■ **Assignment**
Only the pictures are to be dropped; the rest of the data below is to be duplicated exactly.
======== Data for this task ========
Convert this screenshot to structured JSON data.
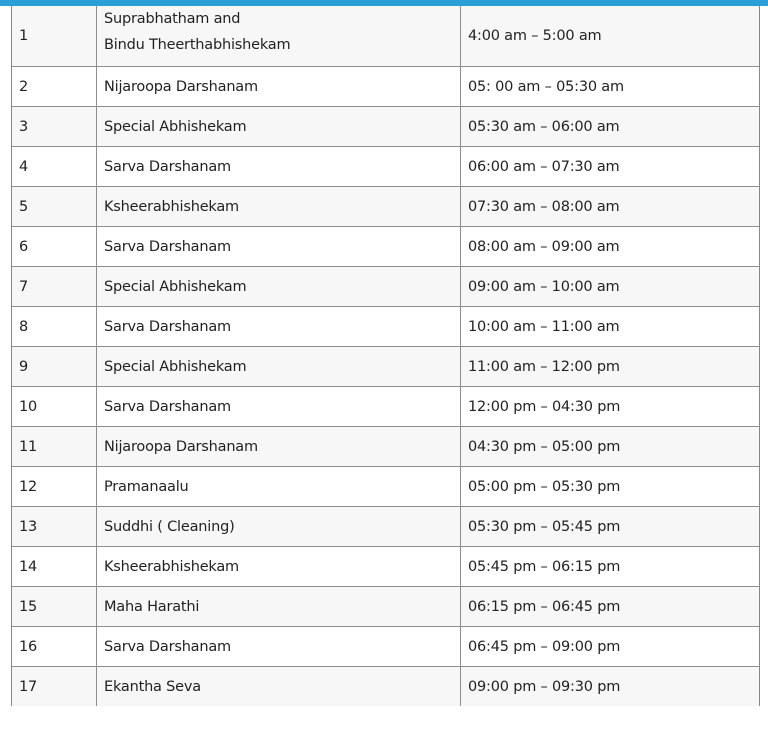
{
  "schedule": {
    "rows": [
      {
        "num": "1",
        "name_line1": "Suprabhatham and",
        "name_line2": "Bindu Theerthabhishekam",
        "time": "4:00 am – 5:00 am"
      },
      {
        "num": "2",
        "name": "Nijaroopa Darshanam",
        "time": "05: 00 am – 05:30 am"
      },
      {
        "num": "3",
        "name": "Special Abhishekam",
        "time": "05:30 am – 06:00 am"
      },
      {
        "num": "4",
        "name": "Sarva Darshanam",
        "time": "06:00 am – 07:30 am"
      },
      {
        "num": "5",
        "name": "Ksheerabhishekam",
        "time": "07:30 am – 08:00 am"
      },
      {
        "num": "6",
        "name": "Sarva Darshanam",
        "time": "08:00 am – 09:00 am"
      },
      {
        "num": "7",
        "name": "Special Abhishekam",
        "time": "09:00 am – 10:00 am"
      },
      {
        "num": "8",
        "name": "Sarva Darshanam",
        "time": "10:00 am – 11:00 am"
      },
      {
        "num": "9",
        "name": "Special Abhishekam",
        "time": "11:00 am – 12:00 pm"
      },
      {
        "num": "10",
        "name": "Sarva Darshanam",
        "time": "12:00 pm – 04:30 pm"
      },
      {
        "num": "11",
        "name": "Nijaroopa Darshanam",
        "time": "04:30 pm – 05:00 pm"
      },
      {
        "num": "12",
        "name": "Pramanaalu",
        "time": "05:00 pm – 05:30 pm"
      },
      {
        "num": "13",
        "name": "Suddhi ( Cleaning)",
        "time": "05:30 pm – 05:45 pm"
      },
      {
        "num": "14",
        "name": "Ksheerabhishekam",
        "time": "05:45 pm – 06:15 pm"
      },
      {
        "num": "15",
        "name": "Maha Harathi",
        "time": "06:15 pm – 06:45 pm"
      },
      {
        "num": "16",
        "name": "Sarva Darshanam",
        "time": "06:45 pm – 09:00 pm"
      },
      {
        "num": "17",
        "name": "Ekantha Seva",
        "time": "09:00 pm – 09:30 pm"
      }
    ]
  },
  "colors": {
    "top_bar": "#2a9fd8",
    "row_odd": "#f7f7f7",
    "row_even": "#ffffff",
    "border": "#8f8f8f"
  }
}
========
■ **Output for this exercise**
Convert this screenshot to structured JSON data.
{
  "schedule": {
    "rows": [
      {
        "num": "1",
        "name_line1": "Suprabhatham and",
        "name_line2": "Bindu Theerthabhishekam",
        "time": "4:00 am – 5:00 am"
      },
      {
        "num": "2",
        "name": "Nijaroopa Darshanam",
        "time": "05: 00 am – 05:30 am"
      },
      {
        "num": "3",
        "name": "Special Abhishekam",
        "time": "05:30 am – 06:00 am"
      },
      {
        "num": "4",
        "name": "Sarva Darshanam",
        "time": "06:00 am – 07:30 am"
      },
      {
        "num": "5",
        "name": "Ksheerabhishekam",
        "time": "07:30 am – 08:00 am"
      },
      {
        "num": "6",
        "name": "Sarva Darshanam",
        "time": "08:00 am – 09:00 am"
      },
      {
        "num": "7",
        "name": "Special Abhishekam",
        "time": "09:00 am – 10:00 am"
      },
      {
        "num": "8",
        "name": "Sarva Darshanam",
        "time": "10:00 am – 11:00 am"
      },
      {
        "num": "9",
        "name": "Special Abhishekam",
        "time": "11:00 am – 12:00 pm"
      },
      {
        "num": "10",
        "name": "Sarva Darshanam",
        "time": "12:00 pm – 04:30 pm"
      },
      {
        "num": "11",
        "name": "Nijaroopa Darshanam",
        "time": "04:30 pm – 05:00 pm"
      },
      {
        "num": "12",
        "name": "Pramanaalu",
        "time": "05:00 pm – 05:30 pm"
      },
      {
        "num": "13",
        "name": "Suddhi ( Cleaning)",
        "time": "05:30 pm – 05:45 pm"
      },
      {
        "num": "14",
        "name": "Ksheerabhishekam",
        "time": "05:45 pm – 06:15 pm"
      },
      {
        "num": "15",
        "name": "Maha Harathi",
        "time": "06:15 pm – 06:45 pm"
      },
      {
        "num": "16",
        "name": "Sarva Darshanam",
        "time": "06:45 pm – 09:00 pm"
      },
      {
        "num": "17",
        "name": "Ekantha Seva",
        "time": "09:00 pm – 09:30 pm"
      }
    ]
  },
  "colors": {
    "top_bar": "#2a9fd8",
    "row_odd": "#f7f7f7",
    "row_even": "#ffffff",
    "border": "#8f8f8f"
  }
}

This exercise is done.